Breanna Stewart and Napheesa Collier, former UConn basketball stars, have unveiled plans to launch a groundbreaking professional women’s basketball league in the United States. Named Unrivaled, the league is scheduled to operate from January to March, offering WNBA players an alternative to competing overseas during the traditional league offseason.
In an announcement on Thursday, Collier expressed the duo’s commitment to the WNBA but highlighted a persistent issue faced by players who must choose between maximizing earnings overseas during the winter or staying home with family. Unrivaled aims to provide a solution to this dilemma.
The initial phase of Unrivaled will involve six franchises and 30 players engaging in 3-on-3 and 1-on-1 competitions. In its inaugural year, all games will take place in Miami, with plans to expand to additional locations in the future.

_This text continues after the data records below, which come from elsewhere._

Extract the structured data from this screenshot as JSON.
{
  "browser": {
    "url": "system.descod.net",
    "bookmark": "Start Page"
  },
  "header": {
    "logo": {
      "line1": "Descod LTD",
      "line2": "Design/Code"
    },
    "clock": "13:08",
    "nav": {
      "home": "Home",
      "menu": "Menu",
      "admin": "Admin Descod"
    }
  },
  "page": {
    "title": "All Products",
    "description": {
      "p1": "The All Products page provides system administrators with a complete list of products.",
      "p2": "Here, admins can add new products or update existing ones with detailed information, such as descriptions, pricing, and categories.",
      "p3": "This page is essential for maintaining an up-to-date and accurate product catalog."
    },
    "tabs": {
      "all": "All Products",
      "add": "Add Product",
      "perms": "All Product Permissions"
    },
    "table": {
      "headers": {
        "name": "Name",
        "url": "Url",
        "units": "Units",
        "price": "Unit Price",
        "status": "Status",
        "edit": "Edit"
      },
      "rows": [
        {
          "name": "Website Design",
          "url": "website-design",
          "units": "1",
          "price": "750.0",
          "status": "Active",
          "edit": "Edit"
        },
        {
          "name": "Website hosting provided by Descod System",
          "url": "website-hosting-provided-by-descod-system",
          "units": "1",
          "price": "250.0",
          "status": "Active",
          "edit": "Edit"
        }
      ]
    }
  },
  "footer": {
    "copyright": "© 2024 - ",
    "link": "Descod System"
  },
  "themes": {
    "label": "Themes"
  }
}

Every player joining the league will be granted equity in the new venture, along with competitive salaries comparable to those in the WNBA, according to Collier.
Chelsea Gray of the Las Vegas Aces has already committed to being a founding player in the league.

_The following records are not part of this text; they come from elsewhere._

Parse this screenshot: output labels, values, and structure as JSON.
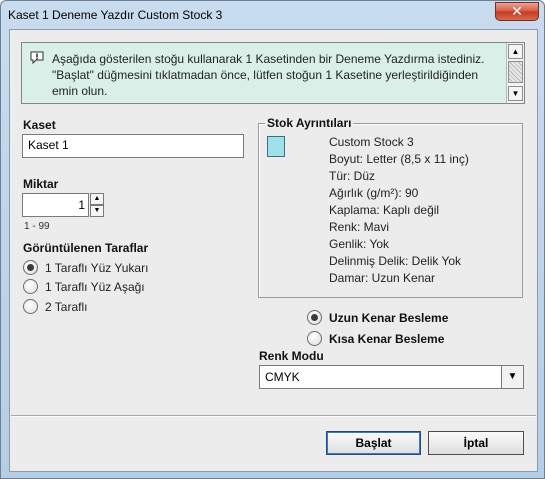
{
  "window": {
    "title": "Kaset 1 Deneme Yazdır Custom Stock 3",
    "close_label": "✕"
  },
  "message": {
    "icon": "speech-bubble-icon",
    "text": "Aşağıda gösterilen stoğu kullanarak 1 Kasetinden bir Deneme Yazdırma istediniz.  \"Başlat\" düğmesini tıklatmadan önce, lütfen stoğun 1 Kasetine yerleştirildiğinden emin olun."
  },
  "tray": {
    "label": "Kaset",
    "value": "Kaset 1"
  },
  "quantity": {
    "label": "Miktar",
    "value": "1",
    "range": "1 - 99"
  },
  "sides": {
    "label": "Görüntülenen Taraflar",
    "options": [
      {
        "label": "1 Taraflı Yüz Yukarı",
        "selected": true
      },
      {
        "label": "1 Taraflı Yüz Aşağı",
        "selected": false
      },
      {
        "label": "2 Taraflı",
        "selected": false
      }
    ]
  },
  "stock_details": {
    "label": "Stok Ayrıntıları",
    "swatch_color": "#9fe0ec",
    "name": "Custom Stock 3",
    "size": "Boyut: Letter (8,5 x 11 inç)",
    "type": "Tür: Düz",
    "weight": "Ağırlık (g/m²): 90",
    "coating": "Kaplama: Kaplı değil",
    "color": "Renk: Mavi",
    "width": "Genlik: Yok",
    "punch": "Delinmiş Delik: Delik Yok",
    "grain": "Damar: Uzun Kenar"
  },
  "feed": {
    "options": [
      {
        "label": "Uzun Kenar Besleme",
        "selected": true
      },
      {
        "label": "Kısa Kenar Besleme",
        "selected": false
      }
    ]
  },
  "color_mode": {
    "label": "Renk Modu",
    "value": "CMYK"
  },
  "buttons": {
    "start": "Başlat",
    "cancel": "İptal"
  }
}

Stewart and Collier shared with ESPN their preference to spend the offseason in the United States, and Unrivaled provides a solution to navigate the WNBA’s new prioritization rule. As per the league’s latest collective bargaining agreement in 2020, players must conclude their overseas commitments before the WNBA’s opening day, or they risk being ineligible for the entire season.
The financial motivation to play overseas has been a common practice among players, considering the disparity in earnings. In 2023, the WNBA’s salary scale ranges from a maximum of $234,936 to a minimum of $62,285 for players with two or fewer years of experience and $74,305 for those with three or more years.
Addressing concerns about players preferring college over the WNBA, Collier emphasized the importance of demonstrating to young girls that they don’t always have to wait their turn but can build their own path. Unrivaled, concluding in March, allows players not only to be ready for the WNBA training camp in late April or early May but also provides a brief respite before the official WNBA season begins.
The league has already secured commitments from Twitter, DAZN, the WTA, and WWE for its inaugural season, and Collier and Stewart are actively seeking additional sponsors and investors. Collier encapsulated their vision on Twitter, stating, “Stewie & I both have daughters. It’s our responsibility to show them & every young girl that looks up to us that sometimes you don’t have to wait your turn. You can either beg for a seat at the table or you can build your own table. We’re building our own table.”